=== Begin Enclosure ===

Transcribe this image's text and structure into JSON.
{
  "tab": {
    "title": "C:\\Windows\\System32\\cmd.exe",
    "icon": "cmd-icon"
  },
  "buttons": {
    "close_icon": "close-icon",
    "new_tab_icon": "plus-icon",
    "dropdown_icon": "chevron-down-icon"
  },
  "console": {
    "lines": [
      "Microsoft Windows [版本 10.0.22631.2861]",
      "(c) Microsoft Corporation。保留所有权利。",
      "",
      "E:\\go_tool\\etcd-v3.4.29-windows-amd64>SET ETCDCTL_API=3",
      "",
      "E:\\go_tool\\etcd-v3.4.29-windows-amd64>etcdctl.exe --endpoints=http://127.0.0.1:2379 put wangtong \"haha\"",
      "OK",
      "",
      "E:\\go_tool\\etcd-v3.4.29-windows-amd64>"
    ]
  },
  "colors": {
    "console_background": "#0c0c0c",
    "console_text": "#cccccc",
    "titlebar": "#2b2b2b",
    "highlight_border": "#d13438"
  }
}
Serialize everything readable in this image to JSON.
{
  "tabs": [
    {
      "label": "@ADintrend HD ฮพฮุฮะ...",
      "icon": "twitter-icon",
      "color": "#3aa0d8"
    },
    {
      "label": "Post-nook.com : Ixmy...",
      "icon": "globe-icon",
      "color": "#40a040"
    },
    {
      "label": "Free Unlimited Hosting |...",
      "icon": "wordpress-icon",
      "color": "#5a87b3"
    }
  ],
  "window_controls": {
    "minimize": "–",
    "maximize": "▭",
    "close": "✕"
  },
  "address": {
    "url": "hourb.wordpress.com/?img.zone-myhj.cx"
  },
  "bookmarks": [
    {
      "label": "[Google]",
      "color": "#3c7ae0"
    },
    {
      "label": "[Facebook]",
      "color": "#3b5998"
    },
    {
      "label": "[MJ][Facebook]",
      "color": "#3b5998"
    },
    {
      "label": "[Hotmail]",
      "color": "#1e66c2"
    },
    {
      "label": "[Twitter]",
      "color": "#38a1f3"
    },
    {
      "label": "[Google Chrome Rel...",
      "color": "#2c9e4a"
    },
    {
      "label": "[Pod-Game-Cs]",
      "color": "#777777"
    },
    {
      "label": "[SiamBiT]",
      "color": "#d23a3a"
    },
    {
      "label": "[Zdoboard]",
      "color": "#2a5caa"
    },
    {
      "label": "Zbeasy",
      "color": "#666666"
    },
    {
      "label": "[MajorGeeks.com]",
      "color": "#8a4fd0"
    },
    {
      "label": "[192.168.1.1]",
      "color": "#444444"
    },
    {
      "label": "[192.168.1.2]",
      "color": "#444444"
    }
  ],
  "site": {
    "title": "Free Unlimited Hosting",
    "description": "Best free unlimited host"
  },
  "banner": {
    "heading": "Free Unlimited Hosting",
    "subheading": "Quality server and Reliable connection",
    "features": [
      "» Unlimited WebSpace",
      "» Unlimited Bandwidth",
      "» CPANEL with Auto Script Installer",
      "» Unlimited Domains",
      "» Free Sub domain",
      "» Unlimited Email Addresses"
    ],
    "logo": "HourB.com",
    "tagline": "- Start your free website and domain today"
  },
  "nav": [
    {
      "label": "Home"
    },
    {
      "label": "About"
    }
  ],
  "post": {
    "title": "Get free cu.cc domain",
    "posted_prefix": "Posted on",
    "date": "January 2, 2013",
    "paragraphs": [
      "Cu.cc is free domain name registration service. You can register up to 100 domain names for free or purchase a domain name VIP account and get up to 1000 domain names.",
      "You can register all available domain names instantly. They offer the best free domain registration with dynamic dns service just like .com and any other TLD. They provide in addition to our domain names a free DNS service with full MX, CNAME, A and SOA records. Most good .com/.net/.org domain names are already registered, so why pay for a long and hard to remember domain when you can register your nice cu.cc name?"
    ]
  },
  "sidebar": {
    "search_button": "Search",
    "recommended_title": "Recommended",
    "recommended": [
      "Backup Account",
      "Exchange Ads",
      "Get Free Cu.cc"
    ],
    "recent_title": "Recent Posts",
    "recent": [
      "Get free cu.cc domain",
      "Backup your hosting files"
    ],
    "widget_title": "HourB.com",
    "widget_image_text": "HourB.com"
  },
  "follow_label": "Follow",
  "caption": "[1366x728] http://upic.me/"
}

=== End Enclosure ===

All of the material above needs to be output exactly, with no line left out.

Transcribe this image's text and structure into JSON.
{
  "tab": {
    "title": "C:\\Windows\\System32\\cmd.exe",
    "icon": "cmd-icon"
  },
  "buttons": {
    "close_icon": "close-icon",
    "new_tab_icon": "plus-icon",
    "dropdown_icon": "chevron-down-icon"
  },
  "console": {
    "lines": [
      "Microsoft Windows [版本 10.0.22631.2861]",
      "(c) Microsoft Corporation。保留所有权利。",
      "",
      "E:\\go_tool\\etcd-v3.4.29-windows-amd64>SET ETCDCTL_API=3",
      "",
      "E:\\go_tool\\etcd-v3.4.29-windows-amd64>etcdctl.exe --endpoints=http://127.0.0.1:2379 put wangtong \"haha\"",
      "OK",
      "",
      "E:\\go_tool\\etcd-v3.4.29-windows-amd64>"
    ]
  },
  "colors": {
    "console_background": "#0c0c0c",
    "console_text": "#cccccc",
    "titlebar": "#2b2b2b",
    "highlight_border": "#d13438"
  }
}
Serialize everything readable in this image to JSON.
{
  "tabs": [
    {
      "label": "@ADintrend HD ฮพฮุฮะ...",
      "icon": "twitter-icon",
      "color": "#3aa0d8"
    },
    {
      "label": "Post-nook.com : Ixmy...",
      "icon": "globe-icon",
      "color": "#40a040"
    },
    {
      "label": "Free Unlimited Hosting |...",
      "icon": "wordpress-icon",
      "color": "#5a87b3"
    }
  ],
  "window_controls": {
    "minimize": "–",
    "maximize": "▭",
    "close": "✕"
  },
  "address": {
    "url": "hourb.wordpress.com/?img.zone-myhj.cx"
  },
  "bookmarks": [
    {
      "label": "[Google]",
      "color": "#3c7ae0"
    },
    {
      "label": "[Facebook]",
      "color": "#3b5998"
    },
    {
      "label": "[MJ][Facebook]",
      "color": "#3b5998"
    },
    {
      "label": "[Hotmail]",
      "color": "#1e66c2"
    },
    {
      "label": "[Twitter]",
      "color": "#38a1f3"
    },
    {
      "label": "[Google Chrome Rel...",
      "color": "#2c9e4a"
    },
    {
      "label": "[Pod-Game-Cs]",
      "color": "#777777"
    },
    {
      "label": "[SiamBiT]",
      "color": "#d23a3a"
    },
    {
      "label": "[Zdoboard]",
      "color": "#2a5caa"
    },
    {
      "label": "Zbeasy",
      "color": "#666666"
    },
    {
      "label": "[MajorGeeks.com]",
      "color": "#8a4fd0"
    },
    {
      "label": "[192.168.1.1]",
      "color": "#444444"
    },
    {
      "label": "[192.168.1.2]",
      "color": "#444444"
    }
  ],
  "site": {
    "title": "Free Unlimited Hosting",
    "description": "Best free unlimited host"
  },
  "banner": {
    "heading": "Free Unlimited Hosting",
    "subheading": "Quality server and Reliable connection",
    "features": [
      "» Unlimited WebSpace",
      "» Unlimited Bandwidth",
      "» CPANEL with Auto Script Installer",
      "» Unlimited Domains",
      "» Free Sub domain",
      "» Unlimited Email Addresses"
    ],
    "logo": "HourB.com",
    "tagline": "- Start your free website and domain today"
  },
  "nav": [
    {
      "label": "Home"
    },
    {
      "label": "About"
    }
  ],
  "post": {
    "title": "Get free cu.cc domain",
    "posted_prefix": "Posted on",
    "date": "January 2, 2013",
    "paragraphs": [
      "Cu.cc is free domain name registration service. You can register up to 100 domain names for free or purchase a domain name VIP account and get up to 1000 domain names.",
      "You can register all available domain names instantly. They offer the best free domain registration with dynamic dns service just like .com and any other TLD. They provide in addition to our domain names a free DNS service with full MX, CNAME, A and SOA records. Most good .com/.net/.org domain names are already registered, so why pay for a long and hard to remember domain when you can register your nice cu.cc name?"
    ]
  },
  "sidebar": {
    "search_button": "Search",
    "recommended_title": "Recommended",
    "recommended": [
      "Backup Account",
      "Exchange Ads",
      "Get Free Cu.cc"
    ],
    "recent_title": "Recent Posts",
    "recent": [
      "Get free cu.cc domain",
      "Backup your hosting files"
    ],
    "widget_title": "HourB.com",
    "widget_image_text": "HourB.com"
  },
  "follow_label": "Follow",
  "caption": "[1366x728] http://upic.me/"
}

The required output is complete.